Cespedes’ agent also spoke of the Mets’ drastically different attitude this month vs. a year ago, when the team did not seriously pursue Cespedes until January. This time, the Mets were aggressive, unwilling to give rival clubs a chance to strike.

Hernandez on Cespedes' return

Hernandez on Cespedes’ return

Keith Hernandez weighs in on Mets re-signing Cespedes

Mets analyst Keith Hernandez joins High Heat via phone to discuss the Mets’ re-signing Yoenis Cespedes and his impact

“This is what we targeted,” Wilpon said. “This is what we hoped for. And to have it come back and be able to get it done this quickly is great. … New York wants a winner. He obviously makes us win.”

The deal’s average annual value of $27.5 million is not only the largest in Mets history, but also the highest for any big league outfielder, and tied with Alex Rodriguez for highest issued to a free-agent position player. Only Tigers first baseman Miguel Cabrera, who is guaranteed an average of $31 million over the life of his current contract, makes more.

The evidence is overwhelming. Over Cespedes’ first season and a half in New York, the Mets were 106-74 with him in the starting lineup and an 18-23 without him. During the course of that time, they grew increasingly familiar — and increasingly comfortable — with Cespedes the person. They were already plenty comfortable with the rest of him.

“When the guy plays, we win,” Alderson said. “It’s hard to ignore that. So we didn’t.”

Zinkie on Cespedes to Mets

Zinkie on Cespedes to Mets

Zinkie on fantasy impact of Yoenis Cespedes signing

Fred Zinkie breaks down Yoenis Cespedes’ fantasy value for 2017 after re-signing with the Mets, as he expects a domino effect in the outfield

Fantasy spin | Zachary Finkelstein (@Fantasy411)
With 48 long balls in 189 games with the Mets, Cespedes has found his comfort zone in the Big Apple. The Cuban certainly could have picked a more favorable home venue from a pure fantasy perspective — Citi Field is relatively tough on right-handed bats — but he will nonetheless command an early-round pick in 2017 drafts on the expectation of a 35-homer, 95-RBI campaign.

With a surplus of formidable options, the Mets may not be done configuring their 2017 outfield. In addition to Cespedes, the Mets have three talented left-handed-hitting outfielders under contract — Jay Bruce, Curtis Granderson and Michael Conforto — as well as righty-hitting center fielder Juan Lagares, who is arguably best-suited for a platoon.

Anthony DiComo has covered the Mets for MLB.com since 2008. Follow him on Twitter @AnthonyDiComo and Facebook, and listen to his podcast.

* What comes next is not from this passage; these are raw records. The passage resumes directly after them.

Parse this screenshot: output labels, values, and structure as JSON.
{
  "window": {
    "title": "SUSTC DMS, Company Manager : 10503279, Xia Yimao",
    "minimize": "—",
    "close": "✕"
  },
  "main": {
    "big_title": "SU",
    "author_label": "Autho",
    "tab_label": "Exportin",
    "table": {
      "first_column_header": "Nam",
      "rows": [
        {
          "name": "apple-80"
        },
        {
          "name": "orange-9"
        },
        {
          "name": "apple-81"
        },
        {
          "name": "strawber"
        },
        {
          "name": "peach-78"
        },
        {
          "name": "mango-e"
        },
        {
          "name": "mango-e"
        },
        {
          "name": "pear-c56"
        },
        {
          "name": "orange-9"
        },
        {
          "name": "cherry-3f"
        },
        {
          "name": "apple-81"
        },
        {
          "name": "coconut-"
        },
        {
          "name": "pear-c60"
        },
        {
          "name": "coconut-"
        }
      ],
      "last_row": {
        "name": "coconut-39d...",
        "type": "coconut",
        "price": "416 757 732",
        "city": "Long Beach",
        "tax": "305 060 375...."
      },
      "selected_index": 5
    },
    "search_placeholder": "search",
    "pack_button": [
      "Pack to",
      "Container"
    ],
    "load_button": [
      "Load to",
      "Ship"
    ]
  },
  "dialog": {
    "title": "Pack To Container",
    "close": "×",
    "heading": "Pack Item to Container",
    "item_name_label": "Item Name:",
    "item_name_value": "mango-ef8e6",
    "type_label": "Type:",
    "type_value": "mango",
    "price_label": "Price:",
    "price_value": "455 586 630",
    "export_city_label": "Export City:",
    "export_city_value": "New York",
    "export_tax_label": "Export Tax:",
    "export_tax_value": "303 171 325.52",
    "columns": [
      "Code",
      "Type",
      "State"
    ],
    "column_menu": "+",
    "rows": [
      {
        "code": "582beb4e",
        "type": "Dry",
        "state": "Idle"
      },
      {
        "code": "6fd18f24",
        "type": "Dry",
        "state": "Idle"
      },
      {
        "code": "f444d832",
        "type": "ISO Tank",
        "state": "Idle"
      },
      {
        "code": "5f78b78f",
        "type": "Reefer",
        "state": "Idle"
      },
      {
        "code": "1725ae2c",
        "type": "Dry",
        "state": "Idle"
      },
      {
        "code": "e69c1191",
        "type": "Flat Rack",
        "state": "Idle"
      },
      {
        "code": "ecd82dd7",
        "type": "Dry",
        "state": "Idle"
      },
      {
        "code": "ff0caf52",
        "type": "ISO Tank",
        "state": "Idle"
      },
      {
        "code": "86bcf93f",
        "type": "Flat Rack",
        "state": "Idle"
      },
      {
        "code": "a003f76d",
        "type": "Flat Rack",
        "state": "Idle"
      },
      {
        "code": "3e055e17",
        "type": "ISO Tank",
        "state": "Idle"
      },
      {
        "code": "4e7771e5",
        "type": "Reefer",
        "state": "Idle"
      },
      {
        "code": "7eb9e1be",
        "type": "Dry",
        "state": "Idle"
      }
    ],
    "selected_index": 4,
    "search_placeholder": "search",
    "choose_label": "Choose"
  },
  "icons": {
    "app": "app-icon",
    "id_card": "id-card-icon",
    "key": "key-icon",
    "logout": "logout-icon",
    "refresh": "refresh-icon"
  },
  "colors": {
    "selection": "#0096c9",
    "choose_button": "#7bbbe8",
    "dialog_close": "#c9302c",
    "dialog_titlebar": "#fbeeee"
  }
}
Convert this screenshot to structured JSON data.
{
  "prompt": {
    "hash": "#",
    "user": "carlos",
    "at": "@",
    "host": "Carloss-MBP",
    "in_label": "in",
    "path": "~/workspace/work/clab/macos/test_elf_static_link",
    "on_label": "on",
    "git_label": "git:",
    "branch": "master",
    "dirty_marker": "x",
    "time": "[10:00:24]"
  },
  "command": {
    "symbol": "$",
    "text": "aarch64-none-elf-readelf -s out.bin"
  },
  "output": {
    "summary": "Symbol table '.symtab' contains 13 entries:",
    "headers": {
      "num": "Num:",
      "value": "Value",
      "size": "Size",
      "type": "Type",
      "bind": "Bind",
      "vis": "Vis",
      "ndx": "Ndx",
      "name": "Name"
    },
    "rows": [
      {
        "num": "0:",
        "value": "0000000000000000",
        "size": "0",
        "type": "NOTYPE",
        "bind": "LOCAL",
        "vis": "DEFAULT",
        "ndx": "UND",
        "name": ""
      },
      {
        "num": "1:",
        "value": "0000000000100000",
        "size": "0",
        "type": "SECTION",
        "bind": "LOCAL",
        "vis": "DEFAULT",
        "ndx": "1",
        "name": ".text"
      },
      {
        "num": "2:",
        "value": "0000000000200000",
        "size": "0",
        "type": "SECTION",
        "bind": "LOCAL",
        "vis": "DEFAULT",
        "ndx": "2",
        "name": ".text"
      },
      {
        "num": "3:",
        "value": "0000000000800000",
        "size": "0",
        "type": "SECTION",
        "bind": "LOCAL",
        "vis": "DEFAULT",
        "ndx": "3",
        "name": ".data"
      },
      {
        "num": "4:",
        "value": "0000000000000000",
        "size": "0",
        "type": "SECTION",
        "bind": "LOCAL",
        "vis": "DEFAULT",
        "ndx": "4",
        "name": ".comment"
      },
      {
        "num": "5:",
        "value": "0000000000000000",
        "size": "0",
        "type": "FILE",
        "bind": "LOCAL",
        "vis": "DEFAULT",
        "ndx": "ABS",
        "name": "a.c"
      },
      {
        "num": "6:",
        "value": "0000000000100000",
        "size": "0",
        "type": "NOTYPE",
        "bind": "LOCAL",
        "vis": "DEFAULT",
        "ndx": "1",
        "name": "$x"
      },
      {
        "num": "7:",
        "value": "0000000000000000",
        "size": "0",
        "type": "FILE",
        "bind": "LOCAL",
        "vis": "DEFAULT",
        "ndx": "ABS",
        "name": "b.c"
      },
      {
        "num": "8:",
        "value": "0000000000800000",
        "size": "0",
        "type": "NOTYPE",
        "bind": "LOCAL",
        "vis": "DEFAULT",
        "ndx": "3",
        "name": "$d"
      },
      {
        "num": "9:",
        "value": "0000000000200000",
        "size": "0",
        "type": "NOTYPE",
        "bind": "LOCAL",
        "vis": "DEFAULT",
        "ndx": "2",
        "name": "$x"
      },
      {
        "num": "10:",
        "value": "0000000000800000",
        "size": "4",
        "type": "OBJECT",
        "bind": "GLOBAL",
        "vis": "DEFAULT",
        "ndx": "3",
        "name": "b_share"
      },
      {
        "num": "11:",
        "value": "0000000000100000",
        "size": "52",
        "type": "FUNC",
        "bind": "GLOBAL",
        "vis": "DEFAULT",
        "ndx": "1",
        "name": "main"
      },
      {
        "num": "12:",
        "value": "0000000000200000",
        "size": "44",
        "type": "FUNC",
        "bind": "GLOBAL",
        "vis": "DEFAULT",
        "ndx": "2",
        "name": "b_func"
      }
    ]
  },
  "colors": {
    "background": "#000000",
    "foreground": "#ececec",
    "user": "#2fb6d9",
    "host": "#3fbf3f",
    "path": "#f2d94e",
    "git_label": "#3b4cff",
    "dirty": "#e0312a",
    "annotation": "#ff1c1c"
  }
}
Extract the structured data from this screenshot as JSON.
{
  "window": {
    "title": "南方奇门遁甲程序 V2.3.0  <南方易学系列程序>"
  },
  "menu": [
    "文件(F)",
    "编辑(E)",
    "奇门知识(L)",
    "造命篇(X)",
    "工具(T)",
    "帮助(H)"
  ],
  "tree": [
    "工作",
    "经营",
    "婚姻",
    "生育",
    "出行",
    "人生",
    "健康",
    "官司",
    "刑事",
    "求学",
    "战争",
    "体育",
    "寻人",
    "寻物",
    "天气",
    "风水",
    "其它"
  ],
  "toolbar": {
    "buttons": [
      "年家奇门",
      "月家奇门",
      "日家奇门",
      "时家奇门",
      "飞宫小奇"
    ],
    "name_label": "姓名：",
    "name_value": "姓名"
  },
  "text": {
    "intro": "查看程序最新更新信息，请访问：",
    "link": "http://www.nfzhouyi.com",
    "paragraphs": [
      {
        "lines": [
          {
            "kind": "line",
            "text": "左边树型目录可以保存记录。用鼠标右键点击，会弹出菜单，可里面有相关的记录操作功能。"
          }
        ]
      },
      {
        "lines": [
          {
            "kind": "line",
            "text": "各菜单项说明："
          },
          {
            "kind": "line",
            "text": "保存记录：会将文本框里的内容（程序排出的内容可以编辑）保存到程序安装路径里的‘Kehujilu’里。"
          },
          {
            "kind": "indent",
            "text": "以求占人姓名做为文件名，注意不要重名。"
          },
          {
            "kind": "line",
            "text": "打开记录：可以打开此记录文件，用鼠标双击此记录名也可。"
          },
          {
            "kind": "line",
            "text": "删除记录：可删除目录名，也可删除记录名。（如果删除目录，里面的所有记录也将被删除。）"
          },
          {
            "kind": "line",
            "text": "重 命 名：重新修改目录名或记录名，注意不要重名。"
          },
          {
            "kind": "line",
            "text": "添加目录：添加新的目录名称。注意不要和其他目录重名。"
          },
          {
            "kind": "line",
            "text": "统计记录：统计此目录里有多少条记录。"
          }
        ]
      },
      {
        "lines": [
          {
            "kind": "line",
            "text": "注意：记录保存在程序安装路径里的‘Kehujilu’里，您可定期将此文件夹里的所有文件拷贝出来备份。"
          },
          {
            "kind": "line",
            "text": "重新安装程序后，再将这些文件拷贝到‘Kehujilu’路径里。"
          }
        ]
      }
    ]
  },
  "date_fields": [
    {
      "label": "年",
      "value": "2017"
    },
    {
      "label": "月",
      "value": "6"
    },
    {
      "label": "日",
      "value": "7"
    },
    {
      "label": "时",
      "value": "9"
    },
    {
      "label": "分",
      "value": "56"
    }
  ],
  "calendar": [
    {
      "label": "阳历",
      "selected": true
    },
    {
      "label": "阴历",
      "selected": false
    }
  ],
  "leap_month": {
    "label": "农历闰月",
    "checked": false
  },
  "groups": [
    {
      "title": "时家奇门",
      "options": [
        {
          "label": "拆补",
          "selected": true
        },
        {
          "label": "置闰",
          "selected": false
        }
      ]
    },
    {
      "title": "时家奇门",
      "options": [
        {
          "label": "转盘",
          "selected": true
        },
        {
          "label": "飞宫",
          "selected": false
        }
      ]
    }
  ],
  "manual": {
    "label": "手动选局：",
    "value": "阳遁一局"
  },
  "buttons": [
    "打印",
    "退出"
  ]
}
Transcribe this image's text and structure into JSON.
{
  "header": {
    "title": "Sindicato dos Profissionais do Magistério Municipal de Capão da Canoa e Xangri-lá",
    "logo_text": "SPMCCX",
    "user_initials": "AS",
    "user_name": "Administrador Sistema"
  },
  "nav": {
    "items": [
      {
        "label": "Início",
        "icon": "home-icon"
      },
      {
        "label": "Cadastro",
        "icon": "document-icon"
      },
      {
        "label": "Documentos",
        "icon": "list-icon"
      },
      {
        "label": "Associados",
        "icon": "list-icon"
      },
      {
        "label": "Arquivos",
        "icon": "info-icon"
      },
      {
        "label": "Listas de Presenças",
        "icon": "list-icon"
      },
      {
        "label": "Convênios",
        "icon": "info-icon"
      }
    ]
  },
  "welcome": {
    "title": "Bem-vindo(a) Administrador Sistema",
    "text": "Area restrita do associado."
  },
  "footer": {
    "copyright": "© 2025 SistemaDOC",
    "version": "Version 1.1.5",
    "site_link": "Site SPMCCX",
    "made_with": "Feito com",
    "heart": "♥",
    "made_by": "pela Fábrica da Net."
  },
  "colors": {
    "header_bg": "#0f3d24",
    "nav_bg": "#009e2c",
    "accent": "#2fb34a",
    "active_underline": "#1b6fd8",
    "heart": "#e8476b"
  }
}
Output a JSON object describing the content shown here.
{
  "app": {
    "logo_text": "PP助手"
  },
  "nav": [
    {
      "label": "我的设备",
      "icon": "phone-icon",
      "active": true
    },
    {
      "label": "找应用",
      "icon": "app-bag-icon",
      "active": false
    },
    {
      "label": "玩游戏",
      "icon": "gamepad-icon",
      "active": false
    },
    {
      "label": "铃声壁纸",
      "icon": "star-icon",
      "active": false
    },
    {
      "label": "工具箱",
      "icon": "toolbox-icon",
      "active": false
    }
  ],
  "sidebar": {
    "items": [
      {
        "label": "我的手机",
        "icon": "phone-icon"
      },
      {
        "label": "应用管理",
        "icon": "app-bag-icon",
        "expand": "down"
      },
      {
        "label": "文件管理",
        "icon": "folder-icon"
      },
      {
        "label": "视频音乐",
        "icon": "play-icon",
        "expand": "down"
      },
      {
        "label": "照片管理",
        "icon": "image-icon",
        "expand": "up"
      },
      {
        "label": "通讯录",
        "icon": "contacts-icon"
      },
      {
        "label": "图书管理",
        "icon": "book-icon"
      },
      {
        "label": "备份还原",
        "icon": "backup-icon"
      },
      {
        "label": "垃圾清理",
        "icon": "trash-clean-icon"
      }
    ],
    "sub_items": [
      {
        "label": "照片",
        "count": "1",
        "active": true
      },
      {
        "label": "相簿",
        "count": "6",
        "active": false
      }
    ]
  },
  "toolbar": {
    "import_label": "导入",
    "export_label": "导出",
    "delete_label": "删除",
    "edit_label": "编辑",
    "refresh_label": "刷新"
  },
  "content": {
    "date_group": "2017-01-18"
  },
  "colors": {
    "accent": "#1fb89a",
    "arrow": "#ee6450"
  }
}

This story was not subject to the approval of Major League Baseball or its clubs.


Source: Mets News / Cespedes, Mets finalize 0M deal